● **Listed records**

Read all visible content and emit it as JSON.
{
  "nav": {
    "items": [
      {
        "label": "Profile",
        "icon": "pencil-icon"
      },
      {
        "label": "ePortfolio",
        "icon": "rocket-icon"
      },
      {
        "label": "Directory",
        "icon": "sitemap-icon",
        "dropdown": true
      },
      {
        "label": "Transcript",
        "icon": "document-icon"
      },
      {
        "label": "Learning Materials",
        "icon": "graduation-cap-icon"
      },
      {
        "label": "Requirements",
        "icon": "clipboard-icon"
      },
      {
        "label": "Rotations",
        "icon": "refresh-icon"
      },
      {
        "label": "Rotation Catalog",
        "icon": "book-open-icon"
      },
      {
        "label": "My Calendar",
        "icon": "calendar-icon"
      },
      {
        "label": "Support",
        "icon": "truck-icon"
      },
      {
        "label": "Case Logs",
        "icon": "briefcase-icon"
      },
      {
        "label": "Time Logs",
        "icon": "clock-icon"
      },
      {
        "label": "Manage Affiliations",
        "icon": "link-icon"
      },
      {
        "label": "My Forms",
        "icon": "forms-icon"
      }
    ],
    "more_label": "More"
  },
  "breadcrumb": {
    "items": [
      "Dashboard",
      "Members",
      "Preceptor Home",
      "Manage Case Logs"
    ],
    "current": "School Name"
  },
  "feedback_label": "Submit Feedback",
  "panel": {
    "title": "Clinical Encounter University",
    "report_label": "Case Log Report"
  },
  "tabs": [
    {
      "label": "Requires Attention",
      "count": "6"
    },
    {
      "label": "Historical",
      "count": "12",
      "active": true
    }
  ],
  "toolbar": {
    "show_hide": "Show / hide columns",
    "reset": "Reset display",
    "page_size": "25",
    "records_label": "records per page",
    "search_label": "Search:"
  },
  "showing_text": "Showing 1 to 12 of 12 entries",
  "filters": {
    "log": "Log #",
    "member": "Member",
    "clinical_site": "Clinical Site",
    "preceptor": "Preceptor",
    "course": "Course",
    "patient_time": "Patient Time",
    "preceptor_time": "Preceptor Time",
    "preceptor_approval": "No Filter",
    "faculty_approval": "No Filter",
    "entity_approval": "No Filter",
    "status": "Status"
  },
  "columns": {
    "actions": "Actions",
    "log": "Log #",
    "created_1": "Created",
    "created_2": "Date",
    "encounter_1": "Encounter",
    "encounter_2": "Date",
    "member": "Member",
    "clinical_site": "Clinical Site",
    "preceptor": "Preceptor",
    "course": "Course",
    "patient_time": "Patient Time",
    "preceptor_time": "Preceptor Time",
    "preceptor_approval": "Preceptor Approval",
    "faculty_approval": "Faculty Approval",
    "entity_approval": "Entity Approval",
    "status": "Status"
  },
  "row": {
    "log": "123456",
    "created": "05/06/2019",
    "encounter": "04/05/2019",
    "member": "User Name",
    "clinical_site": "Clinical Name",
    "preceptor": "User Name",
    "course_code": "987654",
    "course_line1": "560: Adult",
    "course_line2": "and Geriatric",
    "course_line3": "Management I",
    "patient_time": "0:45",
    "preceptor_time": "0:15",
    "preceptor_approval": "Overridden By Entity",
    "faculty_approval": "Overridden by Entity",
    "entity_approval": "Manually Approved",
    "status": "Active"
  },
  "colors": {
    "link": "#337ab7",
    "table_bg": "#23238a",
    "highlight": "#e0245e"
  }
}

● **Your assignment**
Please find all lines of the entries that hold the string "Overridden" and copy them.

● **Response box**
    "preceptor_approval": "Overridden By Entity",
    "faculty_approval": "Overridden by Entity",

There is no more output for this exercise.